According to Bouw, developing water manipulation methods takes more than engineers. Bouw gave an example of how blocking off estuaries is harmful to the marine ecosystem. As a result, “openable barriers” were developed to “keep our ecological systems intact,” such as in the Meuse River. “If you only let the engineers do the things and really look at one particular risk only, you might be overlooking a lot of other risks,” Bouw said. “When you do these types of projects, you want to get as much expertise on the table, but as broad of [an] expertise on the table.” 

Bouw also pointed out to the audience that managing the local water systems does not equate to adapting to climate change because of the different scales of managing the two. Adapting to climate change does not just mean making ways to deal with the “deep uncertainty” in people and dealing with the acceleration of “global weirding,” a term coined by environmentalist Hunter Lovins to describe how climate change is causing more extreme weather events. 
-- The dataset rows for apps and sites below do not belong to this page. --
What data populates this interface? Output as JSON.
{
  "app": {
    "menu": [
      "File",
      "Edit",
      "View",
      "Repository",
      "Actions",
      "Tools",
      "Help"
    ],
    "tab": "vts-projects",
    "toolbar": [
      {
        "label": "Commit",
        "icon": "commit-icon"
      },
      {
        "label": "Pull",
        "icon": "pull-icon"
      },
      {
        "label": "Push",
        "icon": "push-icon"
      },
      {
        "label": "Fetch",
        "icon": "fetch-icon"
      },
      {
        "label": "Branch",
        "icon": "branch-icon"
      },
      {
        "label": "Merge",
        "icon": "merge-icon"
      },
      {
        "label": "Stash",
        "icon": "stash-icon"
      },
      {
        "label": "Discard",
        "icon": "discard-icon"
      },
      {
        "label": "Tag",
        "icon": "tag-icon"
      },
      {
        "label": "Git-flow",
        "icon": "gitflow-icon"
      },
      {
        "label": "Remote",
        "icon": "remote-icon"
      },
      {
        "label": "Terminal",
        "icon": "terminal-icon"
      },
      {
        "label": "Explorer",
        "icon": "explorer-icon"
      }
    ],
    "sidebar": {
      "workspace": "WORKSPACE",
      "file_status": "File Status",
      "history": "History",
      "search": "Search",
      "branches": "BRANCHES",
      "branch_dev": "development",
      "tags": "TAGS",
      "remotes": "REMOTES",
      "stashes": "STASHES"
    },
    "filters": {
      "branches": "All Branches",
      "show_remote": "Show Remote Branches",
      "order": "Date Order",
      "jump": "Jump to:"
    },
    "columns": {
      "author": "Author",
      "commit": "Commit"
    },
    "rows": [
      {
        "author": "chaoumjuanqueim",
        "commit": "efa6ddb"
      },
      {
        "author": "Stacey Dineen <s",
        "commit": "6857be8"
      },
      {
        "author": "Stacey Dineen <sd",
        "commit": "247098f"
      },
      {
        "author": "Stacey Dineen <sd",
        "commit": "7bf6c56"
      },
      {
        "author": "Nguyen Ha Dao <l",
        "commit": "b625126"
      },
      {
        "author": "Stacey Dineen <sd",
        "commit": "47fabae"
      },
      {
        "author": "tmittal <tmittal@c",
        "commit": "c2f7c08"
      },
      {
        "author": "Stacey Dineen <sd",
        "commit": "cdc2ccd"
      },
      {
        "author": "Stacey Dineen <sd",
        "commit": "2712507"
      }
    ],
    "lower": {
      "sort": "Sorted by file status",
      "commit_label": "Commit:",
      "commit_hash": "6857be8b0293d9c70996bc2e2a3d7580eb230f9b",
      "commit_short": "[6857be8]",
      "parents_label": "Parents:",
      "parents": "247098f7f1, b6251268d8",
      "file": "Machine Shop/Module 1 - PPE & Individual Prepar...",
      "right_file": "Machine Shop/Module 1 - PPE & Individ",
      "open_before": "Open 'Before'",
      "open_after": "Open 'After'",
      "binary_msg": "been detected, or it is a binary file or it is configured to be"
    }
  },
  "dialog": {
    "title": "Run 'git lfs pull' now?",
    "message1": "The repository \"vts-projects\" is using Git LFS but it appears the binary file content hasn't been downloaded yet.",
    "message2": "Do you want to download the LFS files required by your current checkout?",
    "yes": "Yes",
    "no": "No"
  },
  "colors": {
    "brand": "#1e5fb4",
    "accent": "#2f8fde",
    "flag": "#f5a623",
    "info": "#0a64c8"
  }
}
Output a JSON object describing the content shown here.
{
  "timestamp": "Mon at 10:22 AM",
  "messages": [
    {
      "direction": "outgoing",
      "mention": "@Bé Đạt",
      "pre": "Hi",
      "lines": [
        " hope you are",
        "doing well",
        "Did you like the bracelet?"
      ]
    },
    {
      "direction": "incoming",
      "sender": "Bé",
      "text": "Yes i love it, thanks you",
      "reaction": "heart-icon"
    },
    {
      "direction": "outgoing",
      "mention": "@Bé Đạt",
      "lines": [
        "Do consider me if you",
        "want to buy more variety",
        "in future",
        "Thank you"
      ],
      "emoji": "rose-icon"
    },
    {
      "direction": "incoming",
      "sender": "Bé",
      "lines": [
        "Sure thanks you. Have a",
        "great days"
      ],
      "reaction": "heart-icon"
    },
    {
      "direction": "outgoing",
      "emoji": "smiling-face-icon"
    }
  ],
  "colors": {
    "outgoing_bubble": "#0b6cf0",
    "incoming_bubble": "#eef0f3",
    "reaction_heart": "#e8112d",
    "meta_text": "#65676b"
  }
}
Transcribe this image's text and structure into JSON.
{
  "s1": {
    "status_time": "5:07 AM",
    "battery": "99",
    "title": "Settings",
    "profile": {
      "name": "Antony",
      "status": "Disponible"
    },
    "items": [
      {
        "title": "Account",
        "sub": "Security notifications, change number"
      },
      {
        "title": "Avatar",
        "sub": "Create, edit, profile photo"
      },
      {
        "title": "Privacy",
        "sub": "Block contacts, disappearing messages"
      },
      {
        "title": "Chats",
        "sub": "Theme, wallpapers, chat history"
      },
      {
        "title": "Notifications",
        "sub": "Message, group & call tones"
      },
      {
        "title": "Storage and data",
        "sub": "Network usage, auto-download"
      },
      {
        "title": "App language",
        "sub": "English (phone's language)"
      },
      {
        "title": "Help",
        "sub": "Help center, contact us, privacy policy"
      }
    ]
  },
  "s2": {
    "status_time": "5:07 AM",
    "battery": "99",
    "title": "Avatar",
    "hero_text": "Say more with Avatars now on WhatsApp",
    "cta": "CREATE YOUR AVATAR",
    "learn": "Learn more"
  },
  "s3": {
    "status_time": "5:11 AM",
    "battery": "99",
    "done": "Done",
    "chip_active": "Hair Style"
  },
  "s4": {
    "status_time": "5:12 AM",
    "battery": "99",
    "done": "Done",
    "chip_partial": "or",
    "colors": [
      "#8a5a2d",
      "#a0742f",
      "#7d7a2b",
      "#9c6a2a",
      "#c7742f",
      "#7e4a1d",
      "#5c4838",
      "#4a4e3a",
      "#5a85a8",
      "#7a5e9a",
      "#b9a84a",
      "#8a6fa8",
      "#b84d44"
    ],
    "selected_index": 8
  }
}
To show some ways his firm dealt with climate change in America, Bouw turned the audience’s attention to New York. The firm worked to make parts of the city more resilient against climate change and to consider the social factor, such as developing flood protection infrastructure and shoreline extension in Lower Manhattan. The firm also made a “big U” around Manhattan that helps mitigate flood damage from storms but also provides recreational areas for residents. In East Harlem, the firm offered programs for students to be more aware of climate resiliency. Bouw said a programmatic and inclusive approach is needed to implement long-term change. 

Bouw also suggested using nature on Martha’s Vineyard to increase climate resilience, such as using the ocean currents to move sand to where it’s needed. According to Explore Beaches, a beach education project by the University of California Santa Barbara, this is done by placing “sand up coast and in the nearshore zone and allow waves to move it onto and along the beach.”
“Doing stuff in nature is much cheaper than doing stuff in buildings,” Bouw said. He mentioned the planting of mangrove trees in Indonesia to mitigate the damage from storms. 

A discussion and answer session was held after the presentation. MVC commissioner Jeffrey Agnoli pointed out that climate resilience projects require a lot of space, which might be cut off by private and public property, and he wanted to know how to gain the type of consensus to go ahead with these projects. Bouw said there are a couple of things that people can try, such as “investing in the social capital that is necessary” or educating people about the costs it would take to convert to climate-resilient infrastructure than doing so sooner.

“That doesn’t mean it will happen,” Bouw clarified, saying different people will have varying interests and senses of urgency, among other factors. 

Following up, attendee Isaac Taylor asked how it will be possible to get the funding for these projects. Bouw said Martha’s Vineyard “is in a good spot” because the Island is already working on climate change issues. He acknowledged there will be difficulty in getting the funds, but “the community overall” is better off than most in regard to climate change efforts. 

This was the first in a series of events about climate change hosted by the MVC. The next one will be on Thursday, February 10, at 5 pm and is about managing rainwater on your property. The Zoom event can be accessed at https://bit.ly/3guUiDZ